> Work order
Copy every line below where the string "Vanity" is found.

**** Source material

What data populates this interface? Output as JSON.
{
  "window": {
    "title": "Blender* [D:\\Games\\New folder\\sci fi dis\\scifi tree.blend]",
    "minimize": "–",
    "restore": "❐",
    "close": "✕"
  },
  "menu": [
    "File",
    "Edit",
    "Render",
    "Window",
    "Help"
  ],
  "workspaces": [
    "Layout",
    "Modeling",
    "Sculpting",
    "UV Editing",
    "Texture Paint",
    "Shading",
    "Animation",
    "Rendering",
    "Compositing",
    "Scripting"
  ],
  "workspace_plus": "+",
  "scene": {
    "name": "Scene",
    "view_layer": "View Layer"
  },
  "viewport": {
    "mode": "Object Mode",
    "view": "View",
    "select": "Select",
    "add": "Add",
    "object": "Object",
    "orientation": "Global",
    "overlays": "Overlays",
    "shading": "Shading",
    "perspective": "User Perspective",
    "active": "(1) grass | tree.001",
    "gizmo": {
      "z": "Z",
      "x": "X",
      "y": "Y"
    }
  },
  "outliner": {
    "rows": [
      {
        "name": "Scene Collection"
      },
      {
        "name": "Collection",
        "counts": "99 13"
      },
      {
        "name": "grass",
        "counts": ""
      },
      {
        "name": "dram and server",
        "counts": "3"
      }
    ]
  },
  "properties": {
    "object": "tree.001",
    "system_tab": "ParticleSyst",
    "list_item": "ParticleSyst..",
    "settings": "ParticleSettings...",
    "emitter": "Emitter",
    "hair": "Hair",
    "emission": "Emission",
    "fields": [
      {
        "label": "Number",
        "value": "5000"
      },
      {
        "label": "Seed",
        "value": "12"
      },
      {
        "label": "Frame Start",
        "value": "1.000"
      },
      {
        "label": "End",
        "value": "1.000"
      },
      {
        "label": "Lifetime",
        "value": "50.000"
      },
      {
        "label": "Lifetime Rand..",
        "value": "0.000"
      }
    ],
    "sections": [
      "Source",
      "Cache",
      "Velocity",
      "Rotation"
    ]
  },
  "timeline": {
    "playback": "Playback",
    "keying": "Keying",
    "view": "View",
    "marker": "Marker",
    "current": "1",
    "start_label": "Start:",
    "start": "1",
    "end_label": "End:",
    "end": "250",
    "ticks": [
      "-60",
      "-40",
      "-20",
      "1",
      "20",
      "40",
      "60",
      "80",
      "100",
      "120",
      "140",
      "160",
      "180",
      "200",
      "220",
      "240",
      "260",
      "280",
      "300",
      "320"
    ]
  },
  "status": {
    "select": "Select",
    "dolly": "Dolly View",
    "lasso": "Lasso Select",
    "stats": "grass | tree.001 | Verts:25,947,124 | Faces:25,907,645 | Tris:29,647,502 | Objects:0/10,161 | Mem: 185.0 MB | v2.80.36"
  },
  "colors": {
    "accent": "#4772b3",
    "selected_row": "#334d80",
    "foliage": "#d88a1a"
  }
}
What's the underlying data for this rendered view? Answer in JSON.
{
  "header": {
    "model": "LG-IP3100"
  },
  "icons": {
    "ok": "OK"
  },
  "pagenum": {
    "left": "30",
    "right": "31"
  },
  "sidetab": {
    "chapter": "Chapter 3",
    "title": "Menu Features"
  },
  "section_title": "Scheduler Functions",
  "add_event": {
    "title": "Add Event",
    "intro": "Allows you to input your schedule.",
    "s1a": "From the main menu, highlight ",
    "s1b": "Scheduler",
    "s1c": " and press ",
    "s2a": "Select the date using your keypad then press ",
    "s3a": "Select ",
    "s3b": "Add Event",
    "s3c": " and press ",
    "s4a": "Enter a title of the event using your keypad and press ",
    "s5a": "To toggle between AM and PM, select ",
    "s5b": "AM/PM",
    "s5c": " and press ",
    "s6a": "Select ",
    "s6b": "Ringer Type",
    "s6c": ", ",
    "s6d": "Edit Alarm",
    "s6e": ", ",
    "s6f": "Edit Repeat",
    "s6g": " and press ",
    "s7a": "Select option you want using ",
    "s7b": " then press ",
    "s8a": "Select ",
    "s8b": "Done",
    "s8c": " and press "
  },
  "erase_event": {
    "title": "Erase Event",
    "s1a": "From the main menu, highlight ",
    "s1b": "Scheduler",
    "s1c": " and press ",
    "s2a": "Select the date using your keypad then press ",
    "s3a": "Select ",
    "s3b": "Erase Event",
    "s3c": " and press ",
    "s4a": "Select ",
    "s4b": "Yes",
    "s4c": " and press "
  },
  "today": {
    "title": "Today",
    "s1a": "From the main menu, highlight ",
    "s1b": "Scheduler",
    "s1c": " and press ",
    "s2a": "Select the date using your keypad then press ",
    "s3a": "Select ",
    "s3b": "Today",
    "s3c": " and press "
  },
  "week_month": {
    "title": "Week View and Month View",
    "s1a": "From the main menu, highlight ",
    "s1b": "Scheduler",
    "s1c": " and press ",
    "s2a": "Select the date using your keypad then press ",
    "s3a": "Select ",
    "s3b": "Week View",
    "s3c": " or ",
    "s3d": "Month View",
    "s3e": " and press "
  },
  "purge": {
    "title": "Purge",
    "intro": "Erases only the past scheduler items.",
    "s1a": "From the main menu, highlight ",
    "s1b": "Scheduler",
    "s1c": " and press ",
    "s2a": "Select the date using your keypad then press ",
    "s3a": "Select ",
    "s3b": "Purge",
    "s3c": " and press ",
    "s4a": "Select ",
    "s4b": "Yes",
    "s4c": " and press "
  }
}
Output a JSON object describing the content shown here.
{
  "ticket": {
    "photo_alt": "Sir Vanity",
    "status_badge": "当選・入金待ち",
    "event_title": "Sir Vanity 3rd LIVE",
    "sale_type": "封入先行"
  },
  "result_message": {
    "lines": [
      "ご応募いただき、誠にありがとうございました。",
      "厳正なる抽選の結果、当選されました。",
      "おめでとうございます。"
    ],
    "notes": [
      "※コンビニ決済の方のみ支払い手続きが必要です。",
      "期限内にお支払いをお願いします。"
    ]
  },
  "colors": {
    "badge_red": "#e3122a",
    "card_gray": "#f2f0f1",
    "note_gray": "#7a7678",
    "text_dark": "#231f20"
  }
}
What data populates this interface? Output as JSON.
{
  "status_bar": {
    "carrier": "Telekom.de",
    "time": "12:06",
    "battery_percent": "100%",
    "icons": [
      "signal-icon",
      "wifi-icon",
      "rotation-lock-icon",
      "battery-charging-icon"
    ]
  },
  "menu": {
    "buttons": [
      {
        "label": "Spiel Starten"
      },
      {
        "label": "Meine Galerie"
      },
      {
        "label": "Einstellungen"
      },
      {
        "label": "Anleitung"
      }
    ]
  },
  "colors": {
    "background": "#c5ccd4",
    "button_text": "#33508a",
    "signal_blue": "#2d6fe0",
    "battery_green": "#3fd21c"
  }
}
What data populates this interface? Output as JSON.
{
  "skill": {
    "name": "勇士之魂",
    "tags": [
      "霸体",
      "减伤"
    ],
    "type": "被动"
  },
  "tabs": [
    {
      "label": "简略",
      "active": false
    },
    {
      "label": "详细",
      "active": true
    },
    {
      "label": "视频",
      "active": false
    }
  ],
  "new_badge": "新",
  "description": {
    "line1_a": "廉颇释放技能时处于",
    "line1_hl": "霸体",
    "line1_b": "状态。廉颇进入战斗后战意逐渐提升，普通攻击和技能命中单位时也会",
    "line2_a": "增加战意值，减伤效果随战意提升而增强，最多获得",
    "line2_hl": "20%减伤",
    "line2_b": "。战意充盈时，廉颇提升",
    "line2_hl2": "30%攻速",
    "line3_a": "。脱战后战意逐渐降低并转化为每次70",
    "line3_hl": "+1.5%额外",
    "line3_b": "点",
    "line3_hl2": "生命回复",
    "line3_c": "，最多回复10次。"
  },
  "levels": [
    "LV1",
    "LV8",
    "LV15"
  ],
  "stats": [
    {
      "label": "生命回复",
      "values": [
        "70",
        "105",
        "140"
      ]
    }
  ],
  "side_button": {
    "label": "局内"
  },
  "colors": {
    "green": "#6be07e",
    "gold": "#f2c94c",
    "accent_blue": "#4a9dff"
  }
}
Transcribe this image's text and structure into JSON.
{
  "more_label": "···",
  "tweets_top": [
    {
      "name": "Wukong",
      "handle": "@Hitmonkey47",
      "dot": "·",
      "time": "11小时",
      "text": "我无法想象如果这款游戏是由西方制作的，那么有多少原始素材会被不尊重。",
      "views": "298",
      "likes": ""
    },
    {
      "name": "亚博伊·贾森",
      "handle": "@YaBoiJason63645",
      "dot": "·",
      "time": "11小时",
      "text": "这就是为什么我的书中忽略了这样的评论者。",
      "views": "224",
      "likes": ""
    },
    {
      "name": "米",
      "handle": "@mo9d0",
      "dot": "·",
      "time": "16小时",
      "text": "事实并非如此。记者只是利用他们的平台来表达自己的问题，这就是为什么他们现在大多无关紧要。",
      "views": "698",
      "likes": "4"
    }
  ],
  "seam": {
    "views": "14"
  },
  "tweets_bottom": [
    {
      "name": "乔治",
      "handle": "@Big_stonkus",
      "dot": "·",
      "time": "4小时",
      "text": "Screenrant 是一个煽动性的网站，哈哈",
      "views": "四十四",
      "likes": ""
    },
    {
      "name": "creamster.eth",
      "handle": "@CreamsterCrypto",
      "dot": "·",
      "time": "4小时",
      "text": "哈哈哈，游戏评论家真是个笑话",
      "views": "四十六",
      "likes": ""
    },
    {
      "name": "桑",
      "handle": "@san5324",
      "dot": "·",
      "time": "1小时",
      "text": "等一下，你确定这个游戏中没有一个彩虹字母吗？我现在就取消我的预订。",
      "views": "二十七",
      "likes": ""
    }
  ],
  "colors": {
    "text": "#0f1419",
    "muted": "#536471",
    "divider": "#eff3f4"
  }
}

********

> Response area
    "photo_alt": "Sir Vanity",
    "event_title": "Sir Vanity 3rd LIVE",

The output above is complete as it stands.